FUKUOKA, Japan (Reuters) - At 33, Louis Picamoles will be the oldest player wearing a blue jersey when France take on the United States in Wednesday’s World Cup clash in Fukuoka but the back row enforcer does not want to be seen as “big brother” to his younger team mates.
Picamoles will captain callow France for the first time in his career of 80 tests, having come off the bench to play a key role in the nerve-jangling win over Argentina last week.
Leading from the front while regular captain Guilhem Guirado starts on the bench, Picamoles felt humbled by the honour but did not see himself changing much in his approach to dealing with the youngest team at the World Cup during the Pool C clash.
“Yes, I’m very proud that I am to lead the team tomorrow, however, I’ve become very familiar with the team so nothing changes,” he told reporters after the captain’s run at Fukuoka Hakatanomori Stadium on Tuesday.
“I don’t regard myself as being a big brother, I just want to give everything I have to the team.
“We are a strong group, there is a good mixture of young players and veterans, I don’t really care about the generation gap. I have been paying attention to that but I don’t think it’s a big problem.”
While often proving an inspiration with his wrecking ball ways on field, Picamoles has not always been seen as leadership material at the highest level despite captaining Montpellier in the French Top 14.

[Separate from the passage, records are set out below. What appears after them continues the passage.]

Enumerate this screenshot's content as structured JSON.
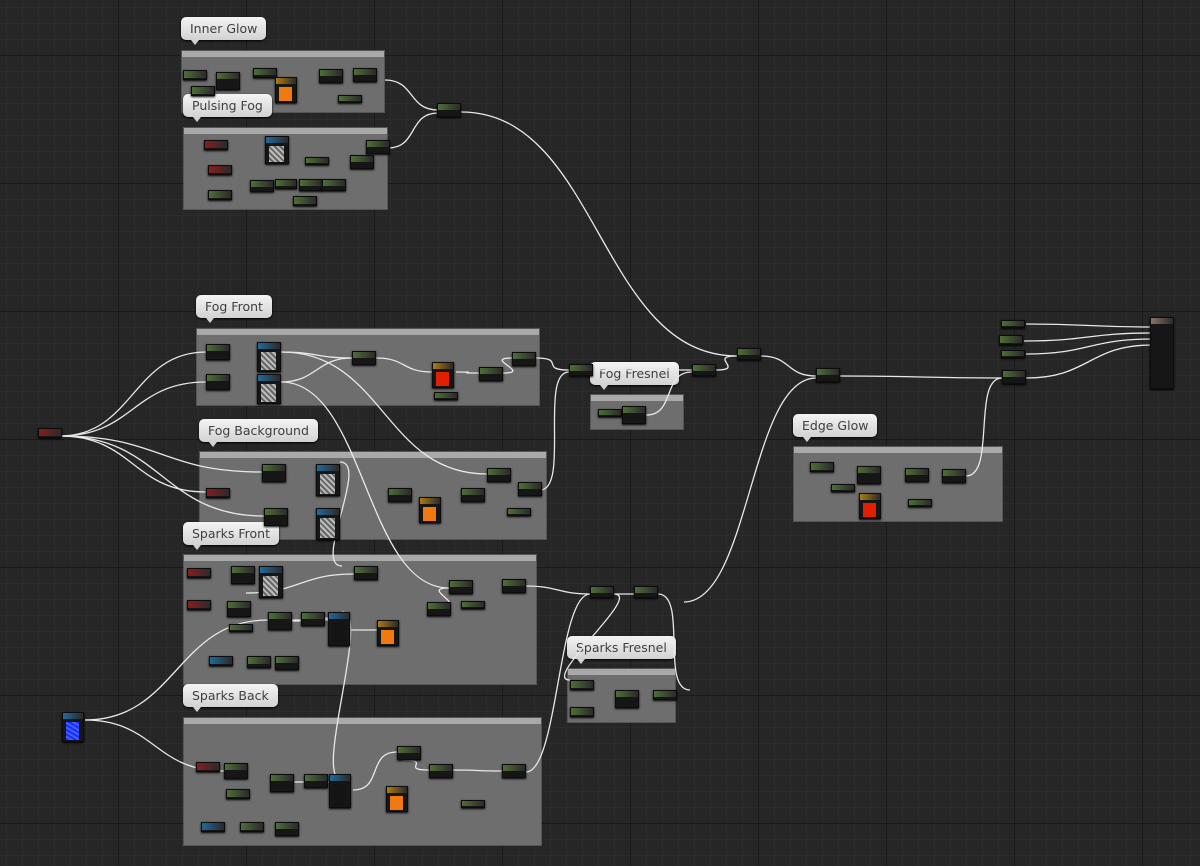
{
  "comments": [
    {
      "label": "Inner Glow"
    },
    {
      "label": "Pulsing Fog"
    },
    {
      "label": "Fog Front"
    },
    {
      "label": "Fog Background"
    },
    {
      "label": "Sparks Front"
    },
    {
      "label": "Sparks Back"
    },
    {
      "label": "Fog Fresnel"
    },
    {
      "label": "Edge Glow"
    },
    {
      "label": "Sparks Fresnel"
    }
  ],
  "colors": {
    "param_green": "#4e6e36",
    "vector_red": "#8a1c1c",
    "texture_blue": "#1f6a9e",
    "comment_gray": "#6e6e6e",
    "wire": "#e8e8e8",
    "preview_orange": "#f07a10",
    "preview_red": "#e02000",
    "output_tan": "#8a7566"
  }
}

He was once dropped by former France coach Philippe Saint-Andre in the 2014 Six Nations after mockingly applauding referee Alain Rolland when given a yellow card during a loss to Wales.

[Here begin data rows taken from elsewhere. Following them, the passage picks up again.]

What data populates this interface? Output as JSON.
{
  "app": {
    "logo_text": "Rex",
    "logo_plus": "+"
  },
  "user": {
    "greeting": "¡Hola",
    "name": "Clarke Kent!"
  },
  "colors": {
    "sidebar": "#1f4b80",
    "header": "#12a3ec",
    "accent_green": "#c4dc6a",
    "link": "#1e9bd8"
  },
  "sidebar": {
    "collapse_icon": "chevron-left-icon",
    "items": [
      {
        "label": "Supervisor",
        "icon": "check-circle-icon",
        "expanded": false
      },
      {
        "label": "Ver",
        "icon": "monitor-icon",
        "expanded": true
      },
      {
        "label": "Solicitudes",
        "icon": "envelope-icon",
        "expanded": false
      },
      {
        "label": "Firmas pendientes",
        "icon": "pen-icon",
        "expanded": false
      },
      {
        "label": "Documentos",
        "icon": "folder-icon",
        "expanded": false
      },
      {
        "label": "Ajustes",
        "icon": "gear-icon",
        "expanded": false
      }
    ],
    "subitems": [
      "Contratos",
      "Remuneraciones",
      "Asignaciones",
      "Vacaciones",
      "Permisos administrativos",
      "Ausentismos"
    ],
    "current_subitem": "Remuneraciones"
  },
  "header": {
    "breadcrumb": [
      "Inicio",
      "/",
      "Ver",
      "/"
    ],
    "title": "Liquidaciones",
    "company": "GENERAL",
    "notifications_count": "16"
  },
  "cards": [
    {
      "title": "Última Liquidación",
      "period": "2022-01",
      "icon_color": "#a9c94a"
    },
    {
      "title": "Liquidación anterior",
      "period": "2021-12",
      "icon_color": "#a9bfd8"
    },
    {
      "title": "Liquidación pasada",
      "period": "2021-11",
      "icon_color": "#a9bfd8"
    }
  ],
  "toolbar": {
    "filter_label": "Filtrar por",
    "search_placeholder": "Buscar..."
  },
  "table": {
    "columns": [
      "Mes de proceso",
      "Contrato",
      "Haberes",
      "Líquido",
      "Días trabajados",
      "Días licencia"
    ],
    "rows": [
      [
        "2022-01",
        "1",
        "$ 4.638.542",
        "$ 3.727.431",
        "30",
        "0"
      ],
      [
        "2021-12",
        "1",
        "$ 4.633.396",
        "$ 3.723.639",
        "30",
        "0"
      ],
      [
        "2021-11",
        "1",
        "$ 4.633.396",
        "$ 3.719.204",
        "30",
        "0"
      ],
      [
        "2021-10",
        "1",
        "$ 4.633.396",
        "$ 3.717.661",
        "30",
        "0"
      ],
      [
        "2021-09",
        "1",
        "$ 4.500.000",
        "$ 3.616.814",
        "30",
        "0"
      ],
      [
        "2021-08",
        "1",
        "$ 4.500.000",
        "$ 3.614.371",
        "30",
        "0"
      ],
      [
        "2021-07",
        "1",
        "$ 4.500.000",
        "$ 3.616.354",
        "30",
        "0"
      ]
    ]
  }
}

The following year he drew yellow during France’s 62-13 humiliation at Cardiff’s Millennium Stadium in the quarter-finals of the 2015 World Cup in England for a brush with All Blacks captain Richie McCaw.

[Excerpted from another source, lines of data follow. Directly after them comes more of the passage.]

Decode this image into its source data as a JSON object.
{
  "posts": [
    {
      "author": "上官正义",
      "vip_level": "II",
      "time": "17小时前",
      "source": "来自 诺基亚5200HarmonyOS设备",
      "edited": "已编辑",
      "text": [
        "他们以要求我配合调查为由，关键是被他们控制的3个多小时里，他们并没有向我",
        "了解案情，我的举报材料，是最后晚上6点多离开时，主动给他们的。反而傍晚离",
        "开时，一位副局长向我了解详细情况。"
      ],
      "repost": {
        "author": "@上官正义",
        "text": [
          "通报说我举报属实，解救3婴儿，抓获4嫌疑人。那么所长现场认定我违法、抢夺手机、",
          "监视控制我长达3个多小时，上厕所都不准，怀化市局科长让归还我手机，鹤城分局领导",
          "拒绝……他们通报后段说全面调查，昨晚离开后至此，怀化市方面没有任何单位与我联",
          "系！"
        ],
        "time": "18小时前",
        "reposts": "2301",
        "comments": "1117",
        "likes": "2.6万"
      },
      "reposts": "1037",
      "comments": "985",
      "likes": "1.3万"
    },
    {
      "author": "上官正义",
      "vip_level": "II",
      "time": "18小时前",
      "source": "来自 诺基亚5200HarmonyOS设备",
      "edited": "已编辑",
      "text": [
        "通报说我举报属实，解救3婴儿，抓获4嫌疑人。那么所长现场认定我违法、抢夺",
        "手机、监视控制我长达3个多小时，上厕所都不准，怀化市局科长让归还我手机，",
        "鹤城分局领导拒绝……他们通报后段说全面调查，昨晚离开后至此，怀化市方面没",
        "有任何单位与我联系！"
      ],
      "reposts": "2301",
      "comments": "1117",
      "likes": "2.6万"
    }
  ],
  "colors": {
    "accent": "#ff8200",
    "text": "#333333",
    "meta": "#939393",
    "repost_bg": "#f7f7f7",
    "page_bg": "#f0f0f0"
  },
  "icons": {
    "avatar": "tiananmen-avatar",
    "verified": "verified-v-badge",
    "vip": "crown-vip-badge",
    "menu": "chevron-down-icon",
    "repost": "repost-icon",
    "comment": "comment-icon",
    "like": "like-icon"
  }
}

The incident produced one of World Cup rugby’s classic lines when referee Nigel Owens reviewed the incident and said: “I don’t see a punch, I just see a fist in the face.”
Picamoles’s pre-match media conference on Tuesday delivered no sparkling moments of oratory but plenty of boilerplate pledges involving the realisation of “collective” goals.
As one of the 2011 World Cup squad that rebelled against coach Marc Lievremont in New Zealand before regrouping and pushing the All Blacks all the way in the final, Picamoles has unique insight into the need for team harmony.
“Our mindset has been changing in a good direction, we have a very good atmosphere and we are a very good team collectively,” he said.
“The United States are a team under construction, but they have quality. For us, this is the next step to take.”
Reporting by Ian Ransom; Editing by Amlan Chakraborty